• [Goal of the exercise]
Print all the data, keeping every line exactly as it is.

↓↓↓

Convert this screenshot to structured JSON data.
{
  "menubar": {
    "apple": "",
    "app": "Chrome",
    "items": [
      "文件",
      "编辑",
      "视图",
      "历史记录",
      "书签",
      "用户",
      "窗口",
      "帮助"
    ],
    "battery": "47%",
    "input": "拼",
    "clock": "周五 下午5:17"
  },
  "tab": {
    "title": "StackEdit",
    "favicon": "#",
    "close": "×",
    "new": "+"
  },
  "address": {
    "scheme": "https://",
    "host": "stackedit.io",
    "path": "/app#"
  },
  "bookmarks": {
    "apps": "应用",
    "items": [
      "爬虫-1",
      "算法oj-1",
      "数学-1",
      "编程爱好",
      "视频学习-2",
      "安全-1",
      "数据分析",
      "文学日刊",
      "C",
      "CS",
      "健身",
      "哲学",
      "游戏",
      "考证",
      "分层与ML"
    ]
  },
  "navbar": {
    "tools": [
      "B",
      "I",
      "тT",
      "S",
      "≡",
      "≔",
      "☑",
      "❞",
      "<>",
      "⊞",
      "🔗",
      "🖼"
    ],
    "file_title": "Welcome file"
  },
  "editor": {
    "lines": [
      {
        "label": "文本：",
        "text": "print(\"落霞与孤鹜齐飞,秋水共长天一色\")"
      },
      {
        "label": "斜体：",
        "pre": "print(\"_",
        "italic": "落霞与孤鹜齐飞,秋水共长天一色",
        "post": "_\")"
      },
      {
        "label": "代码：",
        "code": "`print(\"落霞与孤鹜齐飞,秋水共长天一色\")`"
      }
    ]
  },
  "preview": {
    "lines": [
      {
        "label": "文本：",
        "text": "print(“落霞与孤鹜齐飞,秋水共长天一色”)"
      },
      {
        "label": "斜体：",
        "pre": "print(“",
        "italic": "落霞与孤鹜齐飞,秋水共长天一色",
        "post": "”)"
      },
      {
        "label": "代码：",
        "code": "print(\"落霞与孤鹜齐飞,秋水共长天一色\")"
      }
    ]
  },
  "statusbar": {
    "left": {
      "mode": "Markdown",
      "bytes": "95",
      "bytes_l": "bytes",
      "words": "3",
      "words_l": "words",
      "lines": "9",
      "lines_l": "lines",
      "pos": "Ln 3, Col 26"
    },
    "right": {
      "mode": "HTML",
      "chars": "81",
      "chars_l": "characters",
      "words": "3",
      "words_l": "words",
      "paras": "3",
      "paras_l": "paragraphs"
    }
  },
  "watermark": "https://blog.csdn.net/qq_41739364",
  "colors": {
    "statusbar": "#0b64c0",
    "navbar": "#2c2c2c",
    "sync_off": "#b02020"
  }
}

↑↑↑

• [Task output]
Convert this screenshot to structured JSON data.
{
  "menubar": {
    "apple": "",
    "app": "Chrome",
    "items": [
      "文件",
      "编辑",
      "视图",
      "历史记录",
      "书签",
      "用户",
      "窗口",
      "帮助"
    ],
    "battery": "47%",
    "input": "拼",
    "clock": "周五 下午5:17"
  },
  "tab": {
    "title": "StackEdit",
    "favicon": "#",
    "close": "×",
    "new": "+"
  },
  "address": {
    "scheme": "https://",
    "host": "stackedit.io",
    "path": "/app#"
  },
  "bookmarks": {
    "apps": "应用",
    "items": [
      "爬虫-1",
      "算法oj-1",
      "数学-1",
      "编程爱好",
      "视频学习-2",
      "安全-1",
      "数据分析",
      "文学日刊",
      "C",
      "CS",
      "健身",
      "哲学",
      "游戏",
      "考证",
      "分层与ML"
    ]
  },
  "navbar": {
    "tools": [
      "B",
      "I",
      "тT",
      "S",
      "≡",
      "≔",
      "☑",
      "❞",
      "<>",
      "⊞",
      "🔗",
      "🖼"
    ],
    "file_title": "Welcome file"
  },
  "editor": {
    "lines": [
      {
        "label": "文本：",
        "text": "print(\"落霞与孤鹜齐飞,秋水共长天一色\")"
      },
      {
        "label": "斜体：",
        "pre": "print(\"_",
        "italic": "落霞与孤鹜齐飞,秋水共长天一色",
        "post": "_\")"
      },
      {
        "label": "代码：",
        "code": "`print(\"落霞与孤鹜齐飞,秋水共长天一色\")`"
      }
    ]
  },
  "preview": {
    "lines": [
      {
        "label": "文本：",
        "text": "print(“落霞与孤鹜齐飞,秋水共长天一色”)"
      },
      {
        "label": "斜体：",
        "pre": "print(“",
        "italic": "落霞与孤鹜齐飞,秋水共长天一色",
        "post": "”)"
      },
      {
        "label": "代码：",
        "code": "print(\"落霞与孤鹜齐飞,秋水共长天一色\")"
      }
    ]
  },
  "statusbar": {
    "left": {
      "mode": "Markdown",
      "bytes": "95",
      "bytes_l": "bytes",
      "words": "3",
      "words_l": "words",
      "lines": "9",
      "lines_l": "lines",
      "pos": "Ln 3, Col 26"
    },
    "right": {
      "mode": "HTML",
      "chars": "81",
      "chars_l": "characters",
      "words": "3",
      "words_l": "words",
      "paras": "3",
      "paras_l": "paragraphs"
    }
  },
  "watermark": "https://blog.csdn.net/qq_41739364",
  "colors": {
    "statusbar": "#0b64c0",
    "navbar": "#2c2c2c",
    "sync_off": "#b02020"
  }
}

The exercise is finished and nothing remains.